At the risk of doing a disservice to readers by mentioning too a big subject which is nevertheless pivotal here, the cost bases of US banks are not only completely crazypants, but the US banks are no different than retail banks the world over — they have little (or no) understanding of customer profitability. This means that the banks’ offers and pricing strategies to retail customers end up extorting fees for services which should be relatively inexpensive to provide — such as debit cards — because customers like the features these products bring and are willing to pay for them. So the banks charge what the market will stand. Conversely, products which have higher costs, especially where they entail credit risk such as credit cards are, if anything, under-priced for typical customer usage patterns. The banks rely on, for a small proportion of customers, snaring a credit card borrower who gets into difficulties with penalty interest rates and more junk fees. These unlucky customers end up subsidising the bulk of credit card holders and also pushing up the overall credit card product costs for both cardholders and merchants.
This is a big but important topic, one which I will return to in a future post.

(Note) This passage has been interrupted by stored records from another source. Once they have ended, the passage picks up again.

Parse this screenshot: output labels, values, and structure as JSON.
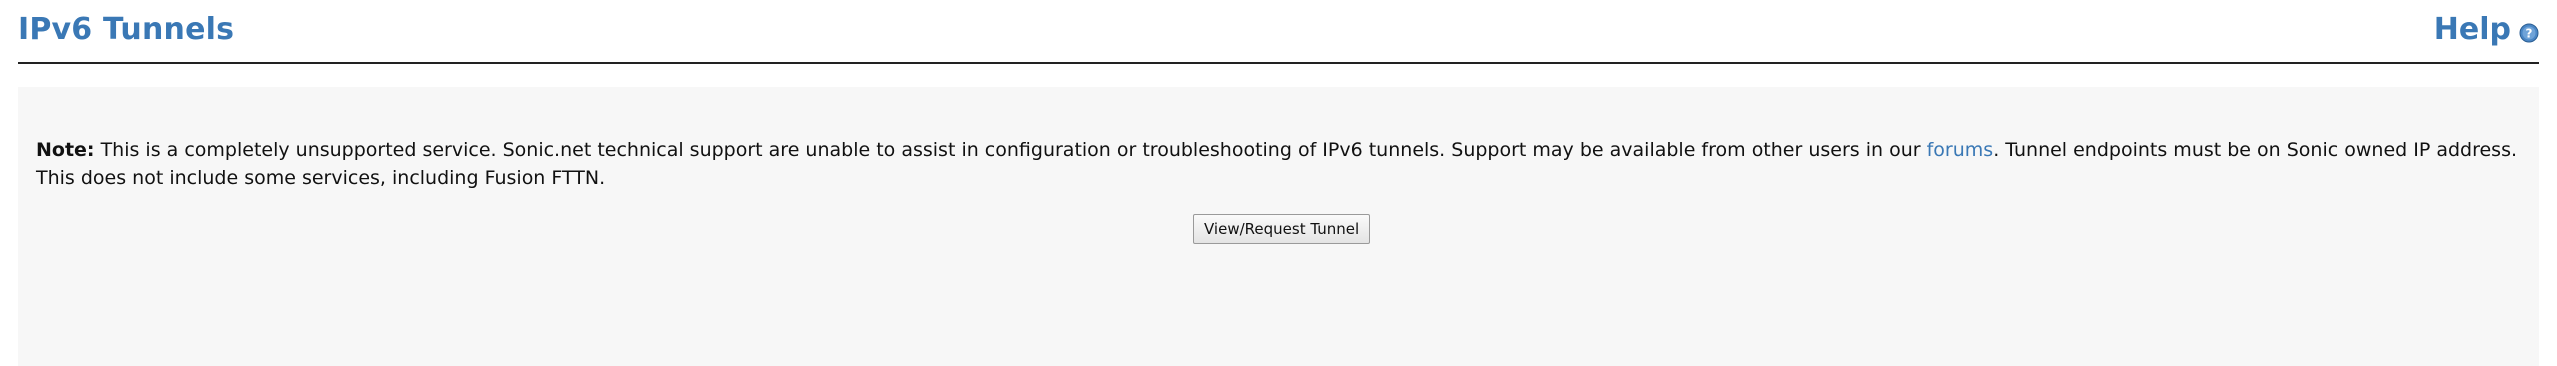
{
  "header": {
    "title": "IPv6 Tunnels",
    "help_label": "Help",
    "help_icon": "help-icon",
    "accent_color": "#3a78b5"
  },
  "note": {
    "label": "Note:",
    "text_before_link": " This is a completely unsupported service. Sonic.net technical support are unable to assist in configuration or troubleshooting of IPv6 tunnels. Support may be available from other users in our ",
    "link_text": "forums",
    "text_after_link": ". Tunnel endpoints must be on Sonic owned IP address. This does not include some services, including Fusion FTTN."
  },
  "actions": {
    "view_request_label": "View/Request Tunnel"
  }
}
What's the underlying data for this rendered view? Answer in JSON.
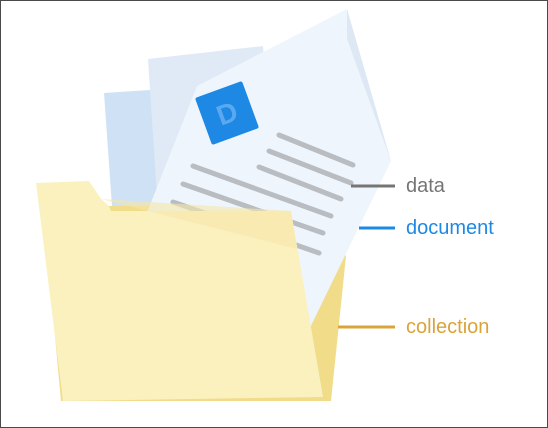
{
  "labels": {
    "data": "data",
    "document": "document",
    "collection": "collection"
  },
  "doc_badge_letter": "D",
  "colors": {
    "data": "#757575",
    "document": "#1e88e5",
    "collection": "#d9a43a",
    "folder": "#fbf1bf",
    "folder_shadow": "#f1dc8a",
    "paper": "#eef5fc",
    "paper_back": "#cfe2f5",
    "line": "#b9bcc0",
    "badge": "#1e88e5"
  }
}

But the cost consequences of it are real and these costs, which are passed onto credit or debit card holders and merchants alike, are an obvious disincentive to use services like Amazon where a credit or debit card is mandatory or else alternative means of managing your account require a lot of forward planning. And the cost of providing your own access to a credit or debit card — especially if you have to fall back on pre-paid cards because you’re not eligible for a bank account — undermines the lower pricing which Amazon say they offer.

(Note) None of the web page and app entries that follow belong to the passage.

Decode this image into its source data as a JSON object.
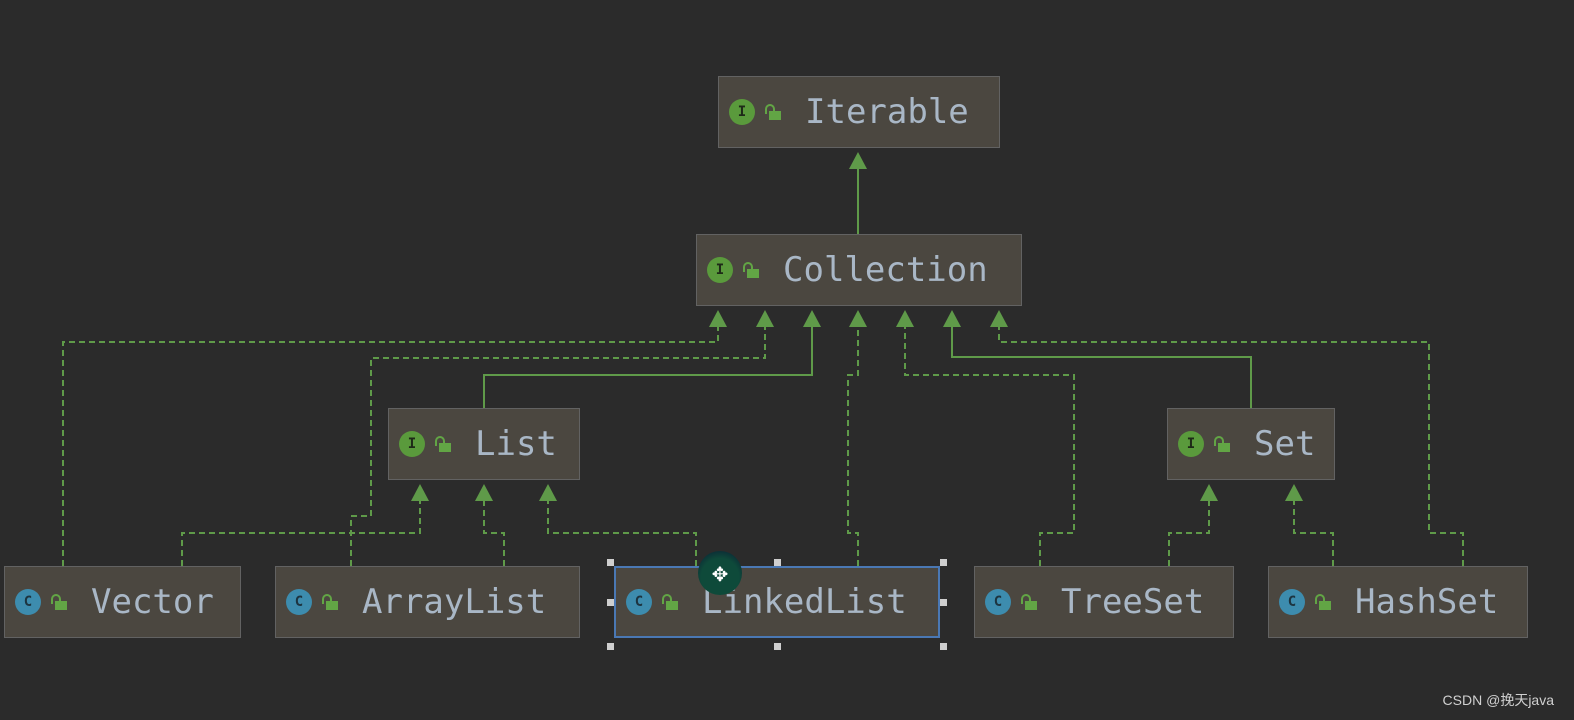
{
  "colors": {
    "background": "#2b2b2b",
    "node_fill": "#4b4740",
    "text": "#a9b7c6",
    "edge": "#5f9a49",
    "interface_badge": "#5a9a3c",
    "class_badge": "#3d8cae",
    "selection": "#4a78b4"
  },
  "nodes": [
    {
      "id": "Iterable",
      "label": "Iterable",
      "kind": "interface",
      "badge": "I"
    },
    {
      "id": "Collection",
      "label": "Collection",
      "kind": "interface",
      "badge": "I"
    },
    {
      "id": "List",
      "label": "List",
      "kind": "interface",
      "badge": "I"
    },
    {
      "id": "Set",
      "label": "Set",
      "kind": "interface",
      "badge": "I"
    },
    {
      "id": "Vector",
      "label": "Vector",
      "kind": "class",
      "badge": "C"
    },
    {
      "id": "ArrayList",
      "label": "ArrayList",
      "kind": "class",
      "badge": "C"
    },
    {
      "id": "LinkedList",
      "label": "LinkedList",
      "kind": "class",
      "badge": "C",
      "selected": true
    },
    {
      "id": "TreeSet",
      "label": "TreeSet",
      "kind": "class",
      "badge": "C"
    },
    {
      "id": "HashSet",
      "label": "HashSet",
      "kind": "class",
      "badge": "C"
    }
  ],
  "edges": [
    {
      "from": "Collection",
      "to": "Iterable",
      "type": "extends"
    },
    {
      "from": "Vector",
      "to": "Collection",
      "type": "implements"
    },
    {
      "from": "ArrayList",
      "to": "Collection",
      "type": "implements"
    },
    {
      "from": "List",
      "to": "Collection",
      "type": "extends"
    },
    {
      "from": "LinkedList",
      "to": "Collection",
      "type": "implements"
    },
    {
      "from": "TreeSet",
      "to": "Collection",
      "type": "implements"
    },
    {
      "from": "Set",
      "to": "Collection",
      "type": "extends"
    },
    {
      "from": "HashSet",
      "to": "Collection",
      "type": "implements"
    },
    {
      "from": "Vector",
      "to": "List",
      "type": "implements"
    },
    {
      "from": "ArrayList",
      "to": "List",
      "type": "implements"
    },
    {
      "from": "LinkedList",
      "to": "List",
      "type": "implements"
    },
    {
      "from": "TreeSet",
      "to": "Set",
      "type": "implements"
    },
    {
      "from": "HashSet",
      "to": "Set",
      "type": "implements"
    }
  ],
  "watermark": "CSDN @挽天java"
}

I’m not sure if Jeff Bezos has much of a sense of irony, but even he would have to laugh if his warehouse employees could not order goods on Amazon because they didn’t earn enough to qualify for a credit or debit card. Amazon can’t be certain whether or not the clever wheeze of collaborating with conventional retailers to act as cash handling operations for this group of credit or debit card-less customers is sufficient to overcome an inherent regulatory failure in promoting financial inclusion.
The snags are obvious — if you have to go to a real, physical store to charge up your Amazon account, you might as well shop at either the store you’ve just had to visit or another store you could have gone to instead. And paying Amazon in advance with the inevitable consequence of having a credit balance sitting on your Amazon account does your personal financial management no good at all. If you are poor and living from pay check to pay check, you simply cannot afford to have money sat in your Amazon account when you might need it not for luxuries which you might buy from Amazon but to pay the rent that month.
Amazon — of all companies — must realise that it cannot expect the banks to subsidise unprofitable customers. But customers who cannot access even basic financial services like credit and debit cards because they are too poor to use these products in a way which makes them profitable are precisely what Amazon’s business model is creating.